### TASK
With no omissions, write out every record given below.

### MATERIAL FOR THIS EXERCISE
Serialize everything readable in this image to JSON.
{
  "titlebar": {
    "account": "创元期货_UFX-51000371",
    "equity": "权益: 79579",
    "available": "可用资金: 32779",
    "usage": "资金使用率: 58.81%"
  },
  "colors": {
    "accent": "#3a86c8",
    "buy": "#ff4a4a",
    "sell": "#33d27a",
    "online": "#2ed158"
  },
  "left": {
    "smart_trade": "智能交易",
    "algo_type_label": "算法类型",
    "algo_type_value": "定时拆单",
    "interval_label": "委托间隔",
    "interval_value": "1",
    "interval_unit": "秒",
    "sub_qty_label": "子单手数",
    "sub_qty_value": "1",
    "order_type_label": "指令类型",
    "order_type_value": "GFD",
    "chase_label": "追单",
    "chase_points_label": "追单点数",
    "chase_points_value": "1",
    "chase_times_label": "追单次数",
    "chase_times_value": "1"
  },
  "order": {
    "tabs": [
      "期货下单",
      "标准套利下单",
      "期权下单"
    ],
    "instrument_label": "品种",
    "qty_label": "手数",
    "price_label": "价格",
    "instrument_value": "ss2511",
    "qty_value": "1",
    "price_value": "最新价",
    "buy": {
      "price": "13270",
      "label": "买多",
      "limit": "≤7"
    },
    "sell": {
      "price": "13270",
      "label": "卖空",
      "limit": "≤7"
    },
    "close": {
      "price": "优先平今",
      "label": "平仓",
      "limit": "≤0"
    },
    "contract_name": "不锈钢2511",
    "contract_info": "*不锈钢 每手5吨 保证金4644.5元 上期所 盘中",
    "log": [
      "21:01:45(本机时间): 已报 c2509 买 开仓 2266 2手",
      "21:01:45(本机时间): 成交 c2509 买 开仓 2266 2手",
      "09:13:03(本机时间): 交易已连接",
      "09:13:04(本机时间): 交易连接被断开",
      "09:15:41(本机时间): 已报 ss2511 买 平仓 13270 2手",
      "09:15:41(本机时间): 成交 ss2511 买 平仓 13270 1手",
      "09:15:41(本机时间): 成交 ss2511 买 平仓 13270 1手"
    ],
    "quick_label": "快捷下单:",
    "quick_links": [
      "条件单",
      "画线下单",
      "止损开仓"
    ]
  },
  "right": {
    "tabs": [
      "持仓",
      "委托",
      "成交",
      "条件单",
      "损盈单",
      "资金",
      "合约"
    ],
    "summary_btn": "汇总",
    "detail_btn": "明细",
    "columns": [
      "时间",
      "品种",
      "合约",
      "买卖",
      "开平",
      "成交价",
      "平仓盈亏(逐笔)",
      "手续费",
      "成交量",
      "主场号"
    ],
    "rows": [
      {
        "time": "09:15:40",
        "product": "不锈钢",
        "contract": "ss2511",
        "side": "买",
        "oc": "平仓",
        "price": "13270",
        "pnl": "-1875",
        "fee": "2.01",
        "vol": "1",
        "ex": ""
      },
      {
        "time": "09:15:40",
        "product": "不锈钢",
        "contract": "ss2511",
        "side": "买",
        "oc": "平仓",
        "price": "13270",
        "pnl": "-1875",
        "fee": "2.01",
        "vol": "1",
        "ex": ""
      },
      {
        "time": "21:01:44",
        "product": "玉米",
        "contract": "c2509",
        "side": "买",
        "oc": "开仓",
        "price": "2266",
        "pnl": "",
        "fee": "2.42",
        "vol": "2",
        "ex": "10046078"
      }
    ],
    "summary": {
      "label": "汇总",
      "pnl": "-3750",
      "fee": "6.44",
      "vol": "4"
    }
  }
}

### RESULT OF THIS EXERCISE
Serialize everything readable in this image to JSON.
{
  "titlebar": {
    "account": "创元期货_UFX-51000371",
    "equity": "权益: 79579",
    "available": "可用资金: 32779",
    "usage": "资金使用率: 58.81%"
  },
  "colors": {
    "accent": "#3a86c8",
    "buy": "#ff4a4a",
    "sell": "#33d27a",
    "online": "#2ed158"
  },
  "left": {
    "smart_trade": "智能交易",
    "algo_type_label": "算法类型",
    "algo_type_value": "定时拆单",
    "interval_label": "委托间隔",
    "interval_value": "1",
    "interval_unit": "秒",
    "sub_qty_label": "子单手数",
    "sub_qty_value": "1",
    "order_type_label": "指令类型",
    "order_type_value": "GFD",
    "chase_label": "追单",
    "chase_points_label": "追单点数",
    "chase_points_value": "1",
    "chase_times_label": "追单次数",
    "chase_times_value": "1"
  },
  "order": {
    "tabs": [
      "期货下单",
      "标准套利下单",
      "期权下单"
    ],
    "instrument_label": "品种",
    "qty_label": "手数",
    "price_label": "价格",
    "instrument_value": "ss2511",
    "qty_value": "1",
    "price_value": "最新价",
    "buy": {
      "price": "13270",
      "label": "买多",
      "limit": "≤7"
    },
    "sell": {
      "price": "13270",
      "label": "卖空",
      "limit": "≤7"
    },
    "close": {
      "price": "优先平今",
      "label": "平仓",
      "limit": "≤0"
    },
    "contract_name": "不锈钢2511",
    "contract_info": "*不锈钢 每手5吨 保证金4644.5元 上期所 盘中",
    "log": [
      "21:01:45(本机时间): 已报 c2509 买 开仓 2266 2手",
      "21:01:45(本机时间): 成交 c2509 买 开仓 2266 2手",
      "09:13:03(本机时间): 交易已连接",
      "09:13:04(本机时间): 交易连接被断开",
      "09:15:41(本机时间): 已报 ss2511 买 平仓 13270 2手",
      "09:15:41(本机时间): 成交 ss2511 买 平仓 13270 1手",
      "09:15:41(本机时间): 成交 ss2511 买 平仓 13270 1手"
    ],
    "quick_label": "快捷下单:",
    "quick_links": [
      "条件单",
      "画线下单",
      "止损开仓"
    ]
  },
  "right": {
    "tabs": [
      "持仓",
      "委托",
      "成交",
      "条件单",
      "损盈单",
      "资金",
      "合约"
    ],
    "summary_btn": "汇总",
    "detail_btn": "明细",
    "columns": [
      "时间",
      "品种",
      "合约",
      "买卖",
      "开平",
      "成交价",
      "平仓盈亏(逐笔)",
      "手续费",
      "成交量",
      "主场号"
    ],
    "rows": [
      {
        "time": "09:15:40",
        "product": "不锈钢",
        "contract": "ss2511",
        "side": "买",
        "oc": "平仓",
        "price": "13270",
        "pnl": "-1875",
        "fee": "2.01",
        "vol": "1",
        "ex": ""
      },
      {
        "time": "09:15:40",
        "product": "不锈钢",
        "contract": "ss2511",
        "side": "买",
        "oc": "平仓",
        "price": "13270",
        "pnl": "-1875",
        "fee": "2.01",
        "vol": "1",
        "ex": ""
      },
      {
        "time": "21:01:44",
        "product": "玉米",
        "contract": "c2509",
        "side": "买",
        "oc": "开仓",
        "price": "2266",
        "pnl": "",
        "fee": "2.42",
        "vol": "2",
        "ex": "10046078"
      }
    ],
    "summary": {
      "label": "汇总",
      "pnl": "-3750",
      "fee": "6.44",
      "vol": "4"
    }
  }
}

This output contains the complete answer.